1. When labor markets are highly competitive
It was recently reported that in the last quarter alone Google hired an average of 28 people per day. That is an impressive number given Google’s standards of excellence and the reality that it must compete with the likes of Apple, Facebook, LinkedIn and scores of other firms for the right to hire high end talent. For organizations such as these, escalating bidding wars is a dangerous and expensive hiring strategy. Such firms pursue more sophisticated initiatives aimed at becoming workplaces or choice. They put together sophisticated benefits, work environments, development programs, career paths and corporate cultures. This requires HR leadership of an altogether different calibre.
2. In instances of High Turnover
It is not uncommon in founder-led firms to find entrepreneurial brilliance offset by certain less-than-lustrous personalities and leadership styles. These are ‘special’ people who can be their firms’ best and worst assets. Turnover can be high in such organizations, and if it becomes problematic, more seasoned, sophisticated HR professionals are often sought to stop the bleeding. The key to success in such roles however is not intimacy with HR best practices but rather proficiency in gaining the confidence of, and influencing, the entrepreneur at the center of the organization and its turnover woes. Few entrepreneurs boast the self-awareness to recognize this and thus hire the wrong HR resource for the job. For those ill-fitted executives the room such environments provide to stretch their legs is illusory as the likelihood is high that once stretched their legs will be chopped off.
3. Scaling challenges:

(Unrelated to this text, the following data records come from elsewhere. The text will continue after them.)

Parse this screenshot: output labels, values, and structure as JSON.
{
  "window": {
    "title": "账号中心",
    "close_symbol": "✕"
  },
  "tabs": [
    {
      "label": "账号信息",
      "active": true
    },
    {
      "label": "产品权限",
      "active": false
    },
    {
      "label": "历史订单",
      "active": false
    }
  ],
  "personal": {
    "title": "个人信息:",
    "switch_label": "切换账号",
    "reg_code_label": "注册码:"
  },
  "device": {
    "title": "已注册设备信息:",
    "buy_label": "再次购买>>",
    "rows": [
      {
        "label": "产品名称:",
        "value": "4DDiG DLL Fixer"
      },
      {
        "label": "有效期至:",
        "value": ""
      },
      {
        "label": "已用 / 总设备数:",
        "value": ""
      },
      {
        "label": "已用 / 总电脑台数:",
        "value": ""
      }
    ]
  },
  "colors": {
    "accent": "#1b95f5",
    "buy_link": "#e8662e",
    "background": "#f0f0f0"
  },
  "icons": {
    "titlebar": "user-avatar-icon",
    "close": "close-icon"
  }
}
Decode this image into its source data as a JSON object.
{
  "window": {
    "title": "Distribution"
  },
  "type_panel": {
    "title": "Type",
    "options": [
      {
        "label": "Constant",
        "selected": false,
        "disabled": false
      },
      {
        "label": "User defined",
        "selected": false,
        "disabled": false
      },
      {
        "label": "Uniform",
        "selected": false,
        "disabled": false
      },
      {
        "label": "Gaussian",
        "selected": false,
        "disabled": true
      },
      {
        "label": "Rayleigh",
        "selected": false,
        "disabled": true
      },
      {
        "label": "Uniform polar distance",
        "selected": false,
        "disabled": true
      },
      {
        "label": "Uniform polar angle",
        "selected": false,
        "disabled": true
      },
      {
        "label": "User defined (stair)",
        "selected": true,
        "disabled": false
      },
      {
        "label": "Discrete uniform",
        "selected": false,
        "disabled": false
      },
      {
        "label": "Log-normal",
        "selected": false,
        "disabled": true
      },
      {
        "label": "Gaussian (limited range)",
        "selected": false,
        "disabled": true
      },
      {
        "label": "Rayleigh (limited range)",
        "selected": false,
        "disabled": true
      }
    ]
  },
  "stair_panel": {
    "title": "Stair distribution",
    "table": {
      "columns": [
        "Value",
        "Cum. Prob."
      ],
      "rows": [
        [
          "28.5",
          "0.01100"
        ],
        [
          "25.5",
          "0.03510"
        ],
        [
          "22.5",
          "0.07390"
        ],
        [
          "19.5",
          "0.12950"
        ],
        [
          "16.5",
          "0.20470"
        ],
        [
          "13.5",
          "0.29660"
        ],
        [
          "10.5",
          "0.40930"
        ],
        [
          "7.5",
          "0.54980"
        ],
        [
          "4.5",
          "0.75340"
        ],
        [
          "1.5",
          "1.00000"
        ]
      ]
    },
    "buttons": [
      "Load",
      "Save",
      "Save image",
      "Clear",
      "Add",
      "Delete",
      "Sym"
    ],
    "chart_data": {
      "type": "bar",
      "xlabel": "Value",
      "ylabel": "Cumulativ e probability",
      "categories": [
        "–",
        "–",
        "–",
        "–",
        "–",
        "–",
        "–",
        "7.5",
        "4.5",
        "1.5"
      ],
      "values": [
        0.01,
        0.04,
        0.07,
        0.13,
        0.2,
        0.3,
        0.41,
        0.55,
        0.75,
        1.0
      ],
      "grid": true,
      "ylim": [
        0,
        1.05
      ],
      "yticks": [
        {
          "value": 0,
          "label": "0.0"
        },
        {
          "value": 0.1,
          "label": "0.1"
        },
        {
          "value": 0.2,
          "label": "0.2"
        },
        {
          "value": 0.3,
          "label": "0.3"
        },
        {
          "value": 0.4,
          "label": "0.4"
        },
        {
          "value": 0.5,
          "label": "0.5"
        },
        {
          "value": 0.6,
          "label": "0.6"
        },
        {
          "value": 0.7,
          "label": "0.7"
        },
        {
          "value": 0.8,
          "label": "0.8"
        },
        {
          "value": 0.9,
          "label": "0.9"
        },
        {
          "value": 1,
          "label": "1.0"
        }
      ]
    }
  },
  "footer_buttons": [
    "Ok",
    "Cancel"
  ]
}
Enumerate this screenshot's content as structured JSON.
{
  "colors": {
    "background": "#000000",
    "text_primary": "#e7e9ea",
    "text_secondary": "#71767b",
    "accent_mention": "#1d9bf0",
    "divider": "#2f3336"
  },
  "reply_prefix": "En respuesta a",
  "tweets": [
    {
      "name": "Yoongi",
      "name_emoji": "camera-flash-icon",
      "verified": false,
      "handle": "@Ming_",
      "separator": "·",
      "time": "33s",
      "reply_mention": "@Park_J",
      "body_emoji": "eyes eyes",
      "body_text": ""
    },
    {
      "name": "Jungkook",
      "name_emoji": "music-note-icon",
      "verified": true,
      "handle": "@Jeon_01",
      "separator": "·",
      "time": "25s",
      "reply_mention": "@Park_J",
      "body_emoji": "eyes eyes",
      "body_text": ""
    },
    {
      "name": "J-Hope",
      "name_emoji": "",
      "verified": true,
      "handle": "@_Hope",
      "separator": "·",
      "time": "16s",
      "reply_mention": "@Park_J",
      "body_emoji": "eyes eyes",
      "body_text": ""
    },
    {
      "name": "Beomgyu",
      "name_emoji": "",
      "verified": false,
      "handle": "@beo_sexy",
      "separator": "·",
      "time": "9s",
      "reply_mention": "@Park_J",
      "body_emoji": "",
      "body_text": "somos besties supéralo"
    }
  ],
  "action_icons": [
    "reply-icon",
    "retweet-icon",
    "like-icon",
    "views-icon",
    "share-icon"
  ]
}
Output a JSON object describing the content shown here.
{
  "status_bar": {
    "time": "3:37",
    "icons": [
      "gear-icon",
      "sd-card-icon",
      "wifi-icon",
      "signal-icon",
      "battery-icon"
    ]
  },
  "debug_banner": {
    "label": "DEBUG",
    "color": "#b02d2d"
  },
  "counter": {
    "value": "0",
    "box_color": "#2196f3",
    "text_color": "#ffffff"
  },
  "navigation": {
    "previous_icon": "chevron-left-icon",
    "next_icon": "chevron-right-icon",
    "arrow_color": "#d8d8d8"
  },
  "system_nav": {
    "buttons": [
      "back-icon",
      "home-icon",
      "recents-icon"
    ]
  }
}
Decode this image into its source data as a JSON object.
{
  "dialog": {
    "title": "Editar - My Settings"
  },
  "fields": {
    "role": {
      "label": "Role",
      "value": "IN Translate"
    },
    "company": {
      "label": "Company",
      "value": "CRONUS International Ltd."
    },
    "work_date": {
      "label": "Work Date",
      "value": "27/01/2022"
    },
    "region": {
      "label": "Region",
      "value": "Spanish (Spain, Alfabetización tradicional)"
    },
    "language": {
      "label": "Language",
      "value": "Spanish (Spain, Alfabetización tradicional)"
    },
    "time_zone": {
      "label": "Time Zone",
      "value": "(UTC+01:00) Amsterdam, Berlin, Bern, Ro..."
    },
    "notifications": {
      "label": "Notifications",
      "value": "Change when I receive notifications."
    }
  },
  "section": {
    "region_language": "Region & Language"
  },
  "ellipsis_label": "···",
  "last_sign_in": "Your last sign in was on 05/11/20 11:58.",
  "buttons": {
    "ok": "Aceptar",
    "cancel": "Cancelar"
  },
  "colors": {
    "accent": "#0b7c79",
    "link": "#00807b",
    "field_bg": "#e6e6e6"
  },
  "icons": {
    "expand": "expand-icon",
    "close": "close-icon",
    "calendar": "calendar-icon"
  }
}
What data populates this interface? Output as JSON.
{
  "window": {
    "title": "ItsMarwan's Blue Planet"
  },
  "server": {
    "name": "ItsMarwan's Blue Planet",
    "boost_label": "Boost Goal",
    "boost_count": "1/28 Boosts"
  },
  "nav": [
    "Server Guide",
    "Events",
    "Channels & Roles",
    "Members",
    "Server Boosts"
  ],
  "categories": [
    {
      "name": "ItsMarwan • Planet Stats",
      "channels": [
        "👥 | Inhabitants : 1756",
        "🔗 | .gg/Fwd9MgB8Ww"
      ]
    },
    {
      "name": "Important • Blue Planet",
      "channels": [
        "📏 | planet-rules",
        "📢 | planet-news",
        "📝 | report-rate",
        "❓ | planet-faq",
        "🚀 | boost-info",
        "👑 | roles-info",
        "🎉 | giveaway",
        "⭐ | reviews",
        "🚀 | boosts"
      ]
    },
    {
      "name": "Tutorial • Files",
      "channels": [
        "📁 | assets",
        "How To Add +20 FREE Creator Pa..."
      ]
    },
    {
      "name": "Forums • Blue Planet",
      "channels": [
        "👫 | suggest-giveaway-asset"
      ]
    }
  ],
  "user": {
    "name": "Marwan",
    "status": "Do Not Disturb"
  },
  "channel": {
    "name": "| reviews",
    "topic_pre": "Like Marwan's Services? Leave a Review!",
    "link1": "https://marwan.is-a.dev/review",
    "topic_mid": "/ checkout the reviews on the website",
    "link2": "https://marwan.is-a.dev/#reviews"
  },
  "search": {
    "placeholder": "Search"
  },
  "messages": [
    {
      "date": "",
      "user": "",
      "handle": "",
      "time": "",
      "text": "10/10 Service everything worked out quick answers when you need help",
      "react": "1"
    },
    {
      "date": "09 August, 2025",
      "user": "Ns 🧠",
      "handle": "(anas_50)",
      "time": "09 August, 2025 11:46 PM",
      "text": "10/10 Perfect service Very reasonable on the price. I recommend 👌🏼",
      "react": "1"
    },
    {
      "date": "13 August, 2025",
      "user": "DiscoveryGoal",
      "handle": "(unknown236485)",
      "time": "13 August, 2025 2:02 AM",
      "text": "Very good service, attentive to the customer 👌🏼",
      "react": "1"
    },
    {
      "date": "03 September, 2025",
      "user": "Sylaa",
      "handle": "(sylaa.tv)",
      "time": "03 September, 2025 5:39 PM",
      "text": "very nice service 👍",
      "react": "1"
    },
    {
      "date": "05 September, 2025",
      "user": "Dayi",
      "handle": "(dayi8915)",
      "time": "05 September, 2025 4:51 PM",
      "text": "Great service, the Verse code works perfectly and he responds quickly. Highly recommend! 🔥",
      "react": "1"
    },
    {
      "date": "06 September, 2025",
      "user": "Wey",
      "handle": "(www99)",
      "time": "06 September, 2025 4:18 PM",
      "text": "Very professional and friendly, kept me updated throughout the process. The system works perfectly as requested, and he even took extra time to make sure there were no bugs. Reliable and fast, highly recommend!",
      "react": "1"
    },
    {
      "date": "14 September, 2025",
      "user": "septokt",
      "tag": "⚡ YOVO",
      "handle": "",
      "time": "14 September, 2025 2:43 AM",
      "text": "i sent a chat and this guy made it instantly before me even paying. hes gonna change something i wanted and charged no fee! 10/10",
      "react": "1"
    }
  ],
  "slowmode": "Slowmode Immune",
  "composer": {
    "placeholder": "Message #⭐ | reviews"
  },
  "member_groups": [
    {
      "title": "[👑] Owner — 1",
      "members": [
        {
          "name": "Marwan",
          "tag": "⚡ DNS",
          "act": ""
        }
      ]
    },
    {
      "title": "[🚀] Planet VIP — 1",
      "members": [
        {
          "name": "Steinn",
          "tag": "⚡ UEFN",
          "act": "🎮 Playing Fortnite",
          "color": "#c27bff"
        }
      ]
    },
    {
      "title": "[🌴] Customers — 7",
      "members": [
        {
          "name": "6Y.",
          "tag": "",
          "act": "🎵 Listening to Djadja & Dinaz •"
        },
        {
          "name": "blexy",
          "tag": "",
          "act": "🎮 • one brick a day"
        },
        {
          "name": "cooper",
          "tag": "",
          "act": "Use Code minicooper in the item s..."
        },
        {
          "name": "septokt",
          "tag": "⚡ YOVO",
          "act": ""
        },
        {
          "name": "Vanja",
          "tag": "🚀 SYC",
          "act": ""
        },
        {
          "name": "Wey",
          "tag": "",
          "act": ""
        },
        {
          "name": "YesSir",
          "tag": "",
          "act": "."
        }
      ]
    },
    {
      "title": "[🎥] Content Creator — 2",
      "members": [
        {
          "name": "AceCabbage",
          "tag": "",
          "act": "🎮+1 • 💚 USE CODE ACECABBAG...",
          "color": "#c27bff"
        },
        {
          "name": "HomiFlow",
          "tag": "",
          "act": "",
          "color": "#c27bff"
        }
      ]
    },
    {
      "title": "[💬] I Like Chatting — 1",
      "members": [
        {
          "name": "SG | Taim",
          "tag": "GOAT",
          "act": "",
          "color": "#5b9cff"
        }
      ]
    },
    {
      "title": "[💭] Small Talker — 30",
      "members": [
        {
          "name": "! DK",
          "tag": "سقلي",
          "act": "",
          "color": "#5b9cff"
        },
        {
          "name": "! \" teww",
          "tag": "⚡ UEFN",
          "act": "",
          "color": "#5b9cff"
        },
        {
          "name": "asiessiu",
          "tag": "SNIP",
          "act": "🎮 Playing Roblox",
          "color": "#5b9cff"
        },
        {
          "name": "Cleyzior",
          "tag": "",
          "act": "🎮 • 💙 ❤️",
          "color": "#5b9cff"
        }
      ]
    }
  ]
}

Finally, more sophisticated HR is often introduced when a high growth company starts to trip over its existing processes and corporate culture. For example, the founder of GAP Adventures can regularly be found in the press regaling his firm’s corporate culture and the competitive advantage it offers. Among its well-publicized ‘policies’, GAP staffers throughout the organization are able to vet hires for culture fit, including the most senior hires in the firm. If candidates stumble anywhere along the selection gauntlet they are rejected, no matter if the founder himself champions the candidate. Such consensus based decision-making, noble as it may be, brings with it scaling challenges. As acknowledged in a recent article, the firm has been attempting to hire a Vice-President of Marketing for the past 6 months and has gone through more than 600 resumes. Despite several candidates being deemed ‘acceptable’ to the founder/CEO, none have been able to successful navigate the full selection process. And though the absence of this marketing resource is becoming a competitive liability for the firm, the founder refuses to intervene, insisting that the integrity of the company culture must prevail. And thus this firm, whose founder considers HR to be ‘evil’, enters a phase where the scalability of some of its practices are in serious question. They are not the first firm in the world to deal with such issues and many a very competent senior HR executive could help. Sooner or later something will have to give…
About the Author
Robert Hebert is the founder and Managing Partner of StoneWood Group Inc., a leading executive search firm in Canada. Since 1981, he has helped firms across a wide range of sectors address their senior recruiting, assessment and leadership development requirements.